[Collection entries]
########
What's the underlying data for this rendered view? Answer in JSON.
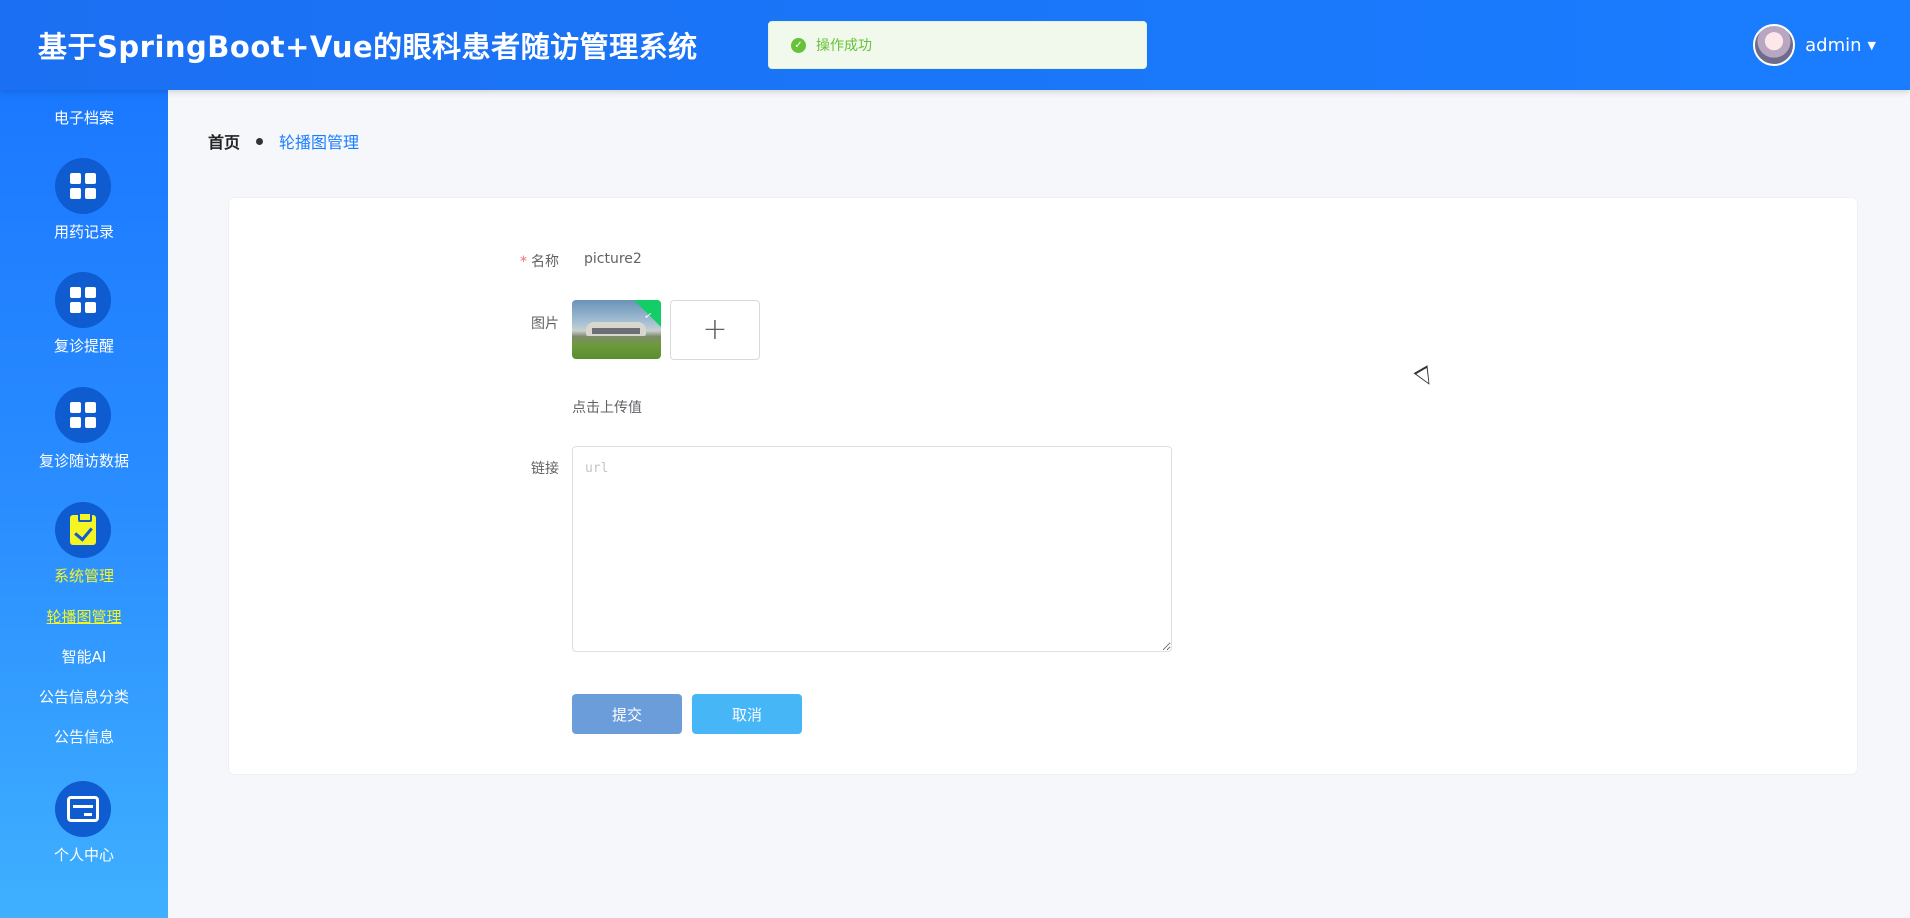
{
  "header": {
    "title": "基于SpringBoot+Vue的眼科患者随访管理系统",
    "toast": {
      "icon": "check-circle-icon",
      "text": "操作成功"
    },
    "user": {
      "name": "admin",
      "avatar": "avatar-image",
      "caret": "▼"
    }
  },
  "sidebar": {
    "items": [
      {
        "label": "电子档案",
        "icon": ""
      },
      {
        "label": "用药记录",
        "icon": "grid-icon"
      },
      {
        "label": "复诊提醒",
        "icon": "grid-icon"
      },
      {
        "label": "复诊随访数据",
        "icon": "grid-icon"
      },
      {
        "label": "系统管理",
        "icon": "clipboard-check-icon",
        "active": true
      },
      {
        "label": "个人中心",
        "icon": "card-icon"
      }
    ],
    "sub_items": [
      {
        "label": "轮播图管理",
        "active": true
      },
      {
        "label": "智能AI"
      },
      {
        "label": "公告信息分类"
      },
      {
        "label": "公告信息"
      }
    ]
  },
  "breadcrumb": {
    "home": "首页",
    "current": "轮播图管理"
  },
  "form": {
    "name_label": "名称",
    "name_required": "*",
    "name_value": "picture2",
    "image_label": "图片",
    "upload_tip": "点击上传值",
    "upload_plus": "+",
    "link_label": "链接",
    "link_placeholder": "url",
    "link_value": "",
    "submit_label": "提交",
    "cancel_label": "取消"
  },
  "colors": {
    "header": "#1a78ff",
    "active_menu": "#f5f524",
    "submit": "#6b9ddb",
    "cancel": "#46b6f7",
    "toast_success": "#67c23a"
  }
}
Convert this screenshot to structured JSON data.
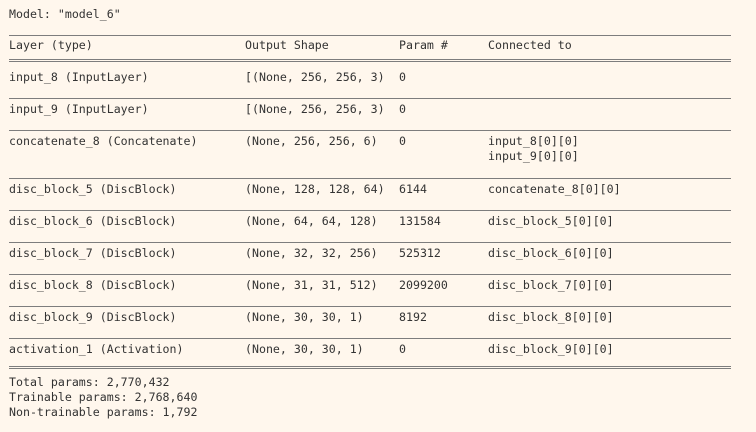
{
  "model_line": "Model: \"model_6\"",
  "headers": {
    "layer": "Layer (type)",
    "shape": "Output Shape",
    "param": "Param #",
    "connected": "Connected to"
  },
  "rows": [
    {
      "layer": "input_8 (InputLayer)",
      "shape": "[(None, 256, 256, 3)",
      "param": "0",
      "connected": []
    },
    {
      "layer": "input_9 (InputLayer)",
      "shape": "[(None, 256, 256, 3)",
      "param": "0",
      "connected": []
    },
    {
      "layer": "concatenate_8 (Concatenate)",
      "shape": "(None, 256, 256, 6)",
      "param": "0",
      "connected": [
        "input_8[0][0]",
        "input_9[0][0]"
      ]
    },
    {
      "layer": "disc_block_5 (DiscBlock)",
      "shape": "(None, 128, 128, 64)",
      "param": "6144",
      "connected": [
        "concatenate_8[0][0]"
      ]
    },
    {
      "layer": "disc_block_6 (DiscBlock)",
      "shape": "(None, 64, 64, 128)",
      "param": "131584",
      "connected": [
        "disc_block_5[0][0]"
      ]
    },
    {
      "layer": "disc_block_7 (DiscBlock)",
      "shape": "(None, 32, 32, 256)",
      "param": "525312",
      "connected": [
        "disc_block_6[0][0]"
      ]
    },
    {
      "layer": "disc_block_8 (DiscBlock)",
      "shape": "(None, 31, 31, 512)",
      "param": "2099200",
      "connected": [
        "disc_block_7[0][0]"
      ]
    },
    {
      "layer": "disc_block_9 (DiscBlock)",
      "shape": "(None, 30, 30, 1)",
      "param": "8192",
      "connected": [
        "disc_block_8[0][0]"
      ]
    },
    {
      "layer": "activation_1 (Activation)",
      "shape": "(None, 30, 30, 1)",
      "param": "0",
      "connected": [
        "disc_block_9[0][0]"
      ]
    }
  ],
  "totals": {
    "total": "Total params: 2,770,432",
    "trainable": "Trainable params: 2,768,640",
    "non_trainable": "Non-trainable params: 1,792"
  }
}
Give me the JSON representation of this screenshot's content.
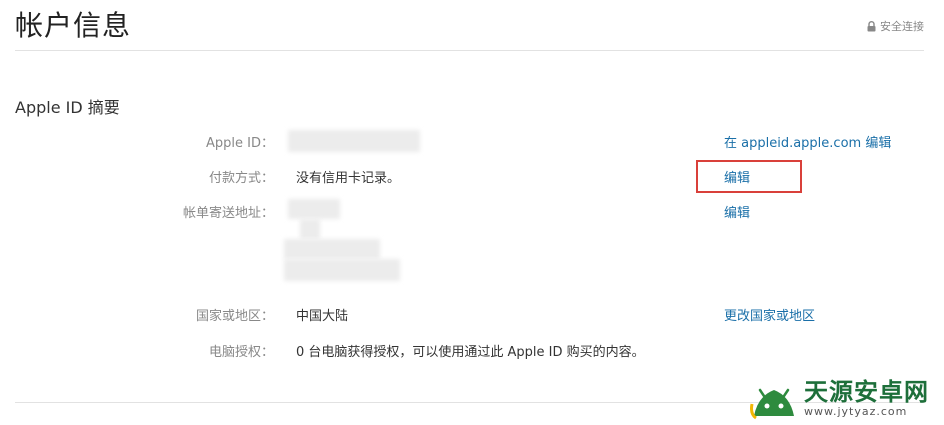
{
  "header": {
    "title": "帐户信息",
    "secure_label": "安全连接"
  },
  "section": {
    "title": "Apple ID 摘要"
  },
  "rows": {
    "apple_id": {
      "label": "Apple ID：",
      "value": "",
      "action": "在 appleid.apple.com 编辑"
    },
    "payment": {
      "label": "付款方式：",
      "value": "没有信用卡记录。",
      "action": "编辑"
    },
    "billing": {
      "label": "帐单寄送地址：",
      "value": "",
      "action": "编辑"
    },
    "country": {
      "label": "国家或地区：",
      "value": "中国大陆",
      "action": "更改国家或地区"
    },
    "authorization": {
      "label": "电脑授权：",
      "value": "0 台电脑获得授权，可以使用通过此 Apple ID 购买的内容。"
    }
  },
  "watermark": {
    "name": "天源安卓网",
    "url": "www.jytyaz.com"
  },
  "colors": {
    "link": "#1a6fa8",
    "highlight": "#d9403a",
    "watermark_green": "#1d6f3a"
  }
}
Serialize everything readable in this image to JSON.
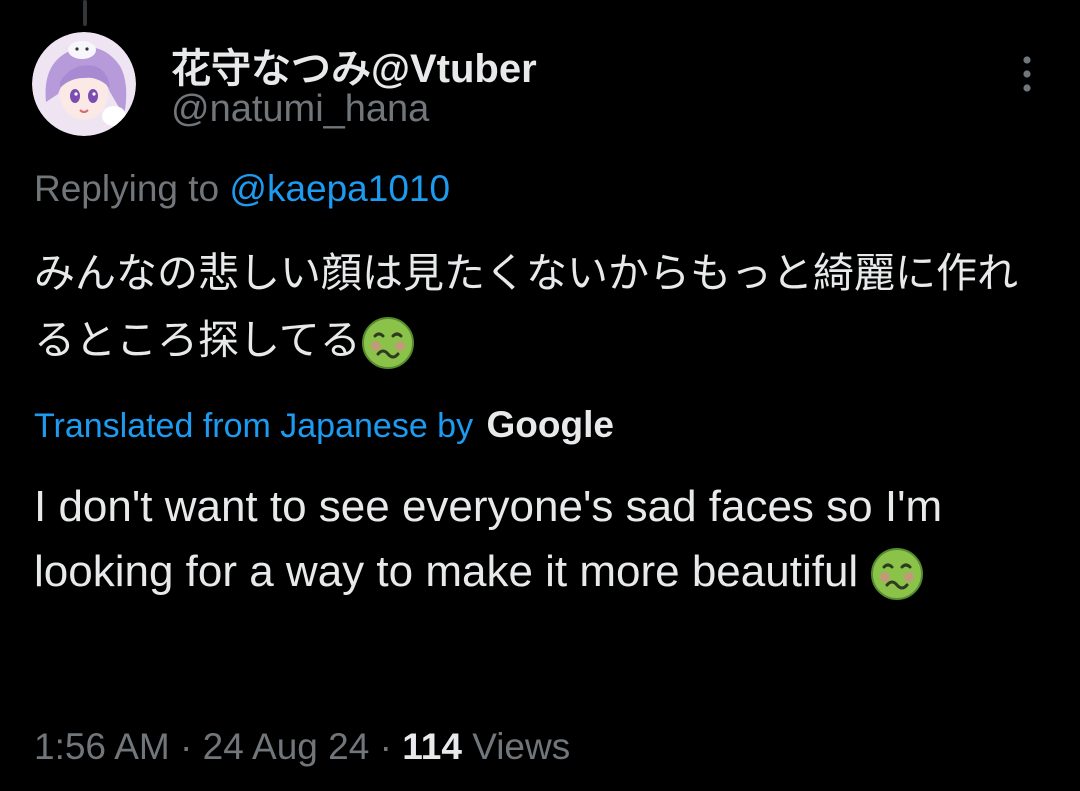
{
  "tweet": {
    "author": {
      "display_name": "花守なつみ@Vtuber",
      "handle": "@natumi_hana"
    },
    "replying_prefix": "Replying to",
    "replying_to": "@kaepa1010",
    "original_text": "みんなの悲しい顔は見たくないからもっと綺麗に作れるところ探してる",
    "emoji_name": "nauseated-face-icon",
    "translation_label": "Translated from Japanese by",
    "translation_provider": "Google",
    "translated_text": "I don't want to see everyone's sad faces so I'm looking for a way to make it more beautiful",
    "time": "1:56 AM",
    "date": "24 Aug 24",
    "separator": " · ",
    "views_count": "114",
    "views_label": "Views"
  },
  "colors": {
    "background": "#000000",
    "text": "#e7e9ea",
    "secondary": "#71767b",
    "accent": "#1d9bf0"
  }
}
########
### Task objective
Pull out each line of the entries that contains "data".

### Answer for the task
What's the underlying data for this rendered view? Answer in JSON.
Convert this screenshot to structured JSON data.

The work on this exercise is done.